Assigned task >> Report how many lines of the following entries include the string "技术无黑白"; respond with the number alone.

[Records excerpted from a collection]

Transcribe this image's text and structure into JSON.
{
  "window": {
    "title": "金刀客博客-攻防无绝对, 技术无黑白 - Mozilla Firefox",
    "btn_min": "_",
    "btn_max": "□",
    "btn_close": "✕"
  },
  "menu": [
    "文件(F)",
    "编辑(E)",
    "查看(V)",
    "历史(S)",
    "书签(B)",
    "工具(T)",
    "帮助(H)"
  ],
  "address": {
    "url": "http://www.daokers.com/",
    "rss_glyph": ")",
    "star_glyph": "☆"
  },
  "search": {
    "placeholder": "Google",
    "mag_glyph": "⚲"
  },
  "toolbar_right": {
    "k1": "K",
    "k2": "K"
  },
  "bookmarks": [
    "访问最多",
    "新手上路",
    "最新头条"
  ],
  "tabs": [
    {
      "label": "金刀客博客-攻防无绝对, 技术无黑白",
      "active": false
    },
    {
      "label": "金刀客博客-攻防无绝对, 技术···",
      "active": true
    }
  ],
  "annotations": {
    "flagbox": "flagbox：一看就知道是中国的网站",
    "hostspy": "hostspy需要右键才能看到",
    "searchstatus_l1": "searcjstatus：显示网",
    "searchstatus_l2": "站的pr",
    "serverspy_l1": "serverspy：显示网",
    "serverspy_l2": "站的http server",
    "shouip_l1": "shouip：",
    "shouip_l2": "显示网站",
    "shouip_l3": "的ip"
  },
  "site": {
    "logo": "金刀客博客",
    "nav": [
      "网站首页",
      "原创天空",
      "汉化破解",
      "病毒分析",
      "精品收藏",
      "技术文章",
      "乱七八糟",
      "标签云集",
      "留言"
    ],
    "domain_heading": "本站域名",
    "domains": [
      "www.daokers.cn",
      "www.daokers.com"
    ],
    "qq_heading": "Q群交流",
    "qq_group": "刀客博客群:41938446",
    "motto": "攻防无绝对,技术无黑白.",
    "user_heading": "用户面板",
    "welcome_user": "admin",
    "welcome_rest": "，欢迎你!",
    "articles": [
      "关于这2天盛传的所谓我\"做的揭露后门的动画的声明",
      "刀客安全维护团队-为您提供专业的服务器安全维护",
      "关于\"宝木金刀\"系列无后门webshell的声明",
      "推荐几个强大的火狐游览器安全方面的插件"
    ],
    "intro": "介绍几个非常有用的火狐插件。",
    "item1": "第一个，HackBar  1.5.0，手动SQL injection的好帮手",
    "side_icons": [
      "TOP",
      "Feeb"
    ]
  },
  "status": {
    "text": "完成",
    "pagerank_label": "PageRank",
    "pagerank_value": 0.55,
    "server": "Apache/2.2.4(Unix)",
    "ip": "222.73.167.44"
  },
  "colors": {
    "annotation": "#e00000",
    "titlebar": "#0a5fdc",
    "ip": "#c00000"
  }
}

Response >> 3